It was a thrill to watch a proficient Cadence user book an appointment. It was often so fast you’d wonder if they’d even done the right thing. They learned the shortcuts, they knew what prompts would be displayed and how to react to them. The only real waiting was to verbally read appointment options to the patient. We had a mission for Cadence GUI: Make type-ahead a real thing that works. Type-ahead is far easier to do on a terminal than it is in a modern application — this fact would haunt my nights over the decades as Epic moved platforms and upgraded operating systems.

As we started with the EpicCare code, we began to delete all of the EpicCare-specific modules, both in the Visual Basic code and on the MUMPS server. It didn’t take too many days before we had a working connection to the MUMPS server and Chronicles. I plan on talking more about that in a complete post, so I won’t get into it now. It’s an interesting topic, especially to learn about the progress of how communication from non-terminal-captive applications worked over the years. There were some good and bad stops along the way.

Unfortunately, I don’t fully remember which workflows we attempted to demonstrate for the end-of-October reveal. However, I suspect that it was two things primarily: the main patient overview screen (like showing the patient’s demographics and future appointments), and a basic “make appointment” form. That functionality would have demoed well.


I’m confident that one of the earliest forms I authored was the appointment entry form. Why? Because of what I didn’t know at the time. Apparently, the accepted abbreviation for appointment is appt. I did not know that. When creating a user interface in Visual Basic 3, the developer would create what is called a “Form” file, ending with the file extension frm.

frmAppEntry in Visual Basic 3

This wasn’t a huge deal by any means, but in my defense I may have chosen the file name before I settled on the VB name:

apptentry.frm not valid filename

Let the record show, as you can see from the screen shot:

apptentry.frm not valid filename

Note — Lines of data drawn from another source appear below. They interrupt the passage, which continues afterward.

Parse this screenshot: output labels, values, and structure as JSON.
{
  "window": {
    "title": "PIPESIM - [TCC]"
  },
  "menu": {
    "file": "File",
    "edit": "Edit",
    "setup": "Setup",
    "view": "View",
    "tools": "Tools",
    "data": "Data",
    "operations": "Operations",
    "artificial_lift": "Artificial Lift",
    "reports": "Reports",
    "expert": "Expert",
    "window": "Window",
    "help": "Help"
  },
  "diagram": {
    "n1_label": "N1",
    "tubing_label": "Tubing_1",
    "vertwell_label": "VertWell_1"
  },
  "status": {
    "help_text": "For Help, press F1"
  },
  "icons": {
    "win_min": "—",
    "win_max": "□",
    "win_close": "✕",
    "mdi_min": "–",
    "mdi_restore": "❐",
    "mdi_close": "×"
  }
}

8.3 Character File name limitations

As Windows 3.11 (and earlier) were still running on Microsoft DOS, Windows inherited the limitations of the DOS file system. The limits were that a file name could be up to 8 characters long, and the file extension no more than 3.

Foiled by 8.3

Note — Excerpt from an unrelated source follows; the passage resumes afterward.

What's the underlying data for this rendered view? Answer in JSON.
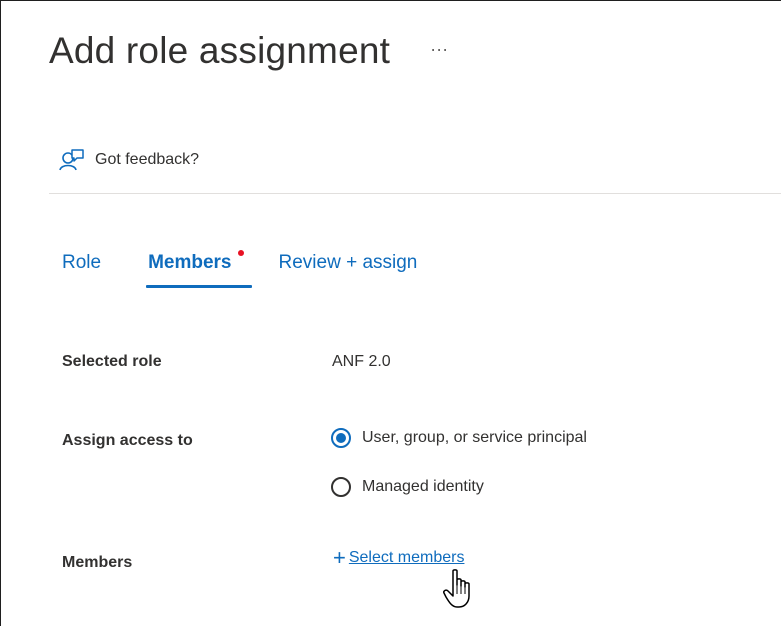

Demonstration and more Deadlines

I know that we successfully demonstrated a few very basic workflows by the end of October and that success was immediately turned into a new Thanksgiving deadline. My more mature self sees these as pointless development marches with deadlines that reflected zero knowledge of how much time building the next set of features would take. The worst type of project management.

And yet, off we went for the next deadline.

I’ll talk more specifically in a later blog post about some of the Visual Basic issues in the those years that we encountered when doing development and eventually what we tried to do about it.